Absorption of water and oxygen into seed Seed coat ruptures and the primary root (radicle) begins to grow downward Epicotyl elongates, coleoptile piercing the soil as it grows upward Coleoptile unfolds
AAbsorption of water and oxygen into seed SSeed coat ruptures and the primary root (radicle) begins to grow downward HHypocotyl curves into a loop and pushes through the soil, pulling the cotyledons toward the soil surface EEmergence of seedling occurs CCotyledons spread apart and the stem tip is exposed to air and sunlight
Roots Stem Leaves flowers
ROOTSSTEM Absorb water Anchor and support plants Stores food Supports leaves, flowers, fruit, and seeds Conducts water, nutrients, and food Stores food
LEAVES FLOWERS Manufacture food for the plant Necessary for transpiration Store food Serves as site of reproduction Store food
Tap root system-one root larger than the others Fibrous root system- all roots about the same size
A leaf is made up of many layers that are sandwiched between two layers of tough skin cells.

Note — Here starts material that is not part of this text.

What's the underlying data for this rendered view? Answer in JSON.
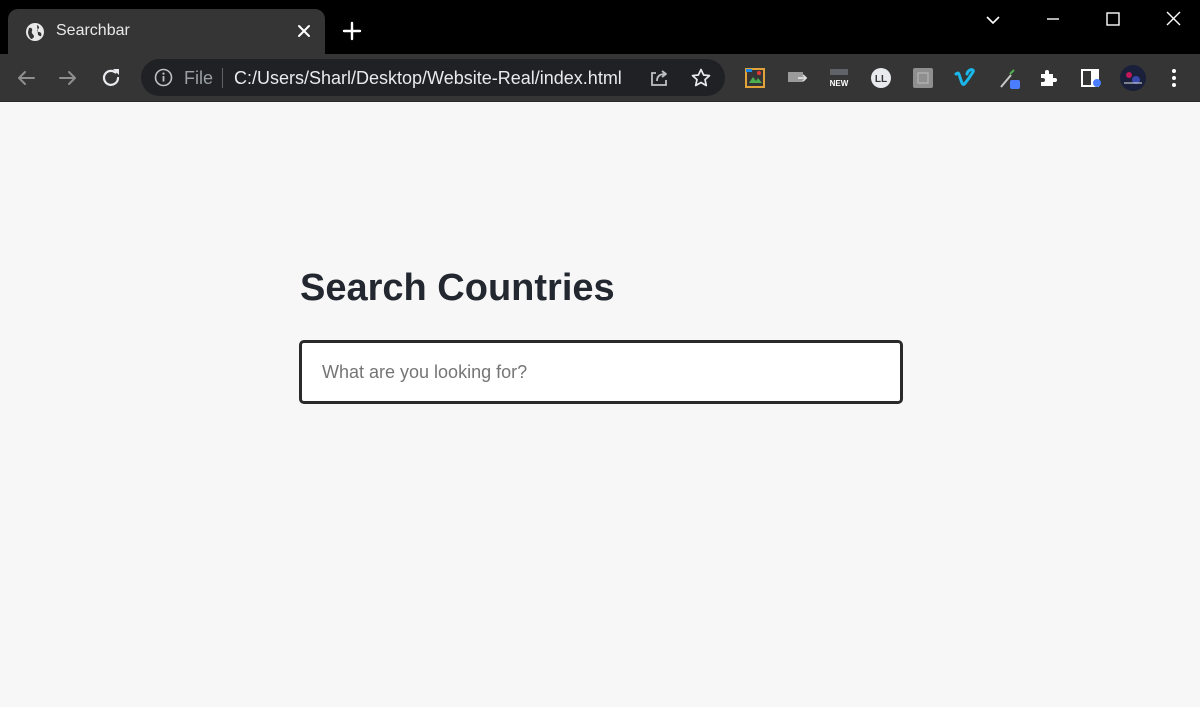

They are called epidermis. These layers protect the leaf from insects, bacteria, and other pests.
Simple leaf- consists of a single blade, not dissected into separate leaflets, but may have teeth or lobes. Compound leaf- Leaf dissected into many smaller leaf like structures; there is a lateral bud at the base of a compound leaf but not at the base of a leaflet.
Crown- appears just above or just below ground level from which modified stems grow. This type of growth is common in soil grains. Stolon- runners that grow along top of soils surface. This growth common in strawberry plants and clover Spur- appears laterally on branches of fruit trees and bears fruit
Rhizome- underground stems that grow horizontally below soil surface commonin bluegrass, brome grass, quack grass, and canada thistle Tuber- enlarged fleshy parts found at tip of rhizome common to potatoes Corn- fleshy, short underground stems with very few buds common to timothy and gladiolus Bulb- short disc-shaped stem surrounded by leaf- like scale structures common to onion and garlic
Seed germination and seedling growth Vegetative growth Flower formation Pollination Fertilization Seed development
PISTILSTAMEN Female part where egg cell originates Stigma- upper part of pistil that catches pollen Style- supports stigma Ovary- produces ovules which develop into seeds Male part of the flower Filament- supports anther Anther- bears the pollen
Accessory Organs Corolla- petals of the flower Calyx- sepals of the flower Pedicel- stalk of an individual flower
Complete- has stamens, pistils, petals, and sepals on same flower common to dicots Incomplete- has stamens and pistils but no petals or sepals common to monocots Perfect- both stamens and pistils on the same flower Imperfect- either stamens or pistils but not both on the same flower Staminate- only male flower parts Pistillate- only female flower parts Monoecious- staminate and pistillate flowers found on the same plant (ex. Corn, cucumber, squash) Dioecious- staminate and pistillate flowers found on separate plants (ex. Holly, date, palm, spinach)
Pollen grain alights on the surface of stigma forms a pollen tube pollen tube grows down the style to the ovary penetrates the ovary and the male cell unite with the ovule FFertilization is the union of the male and female cells. The result is called a zygote. Cell division takes place and the zygote becomes the embryo of the seed.
MERISTEM (MERISTEMATIC TISSUE)PERMANENT Comprised of actively dividing cells that develop and differentiate into other tissues and organs Cells have thin walls and dense protoplast Develops from meristems Non-dividing differentiated cells
SHOOT MERISTEMSROOT MERISTEMS Found in tops of the shoots Responsible for producing new buds and leaves in a uniform pattern at the end of stem and laterally along stem Growing points for root system Found at various ends of the roots
LATERAL MERISTEMSINTERCALARY MERISTEMS Account for girth and growth of woody stems Composed of cellulose and pectin Provide mechanical support for plant Vascular cambium- produces new xylem and phloem Cork cambium- produces bark (the protective covering of old stems and roots) Number of growth rings indicates tree’s age Active tissues that have been separated from the shoot terminal meristem by regions of more mature or developed tissue Found near the nodes of grasses Reason for continuous growth after mowing grasses
Modified Leaves Colorful Poinsettia leaves become modified to create attention to the flower, and are then called ‘bracts’. Cactus leaves become modified as protective structures. Stem serves both leaf and stem functions
Flowers Reproductive structures (sexual) Major parts include l Pistil l Stamen l Ovaries l Petals and sepals See diagram for additional parts and locations Perfect vs. Imperfect flowers
Flowers Plants with both male and female flowers on the same plant are called monoecious (meaning ‘one house’) l Squash, corn, birch Plants with male and female flowers on different plants are dioecious (male and female plants) l Holly, Ginkgo biloba l No fruit unless you have a female plant that receives proper pollen from the male plant flowers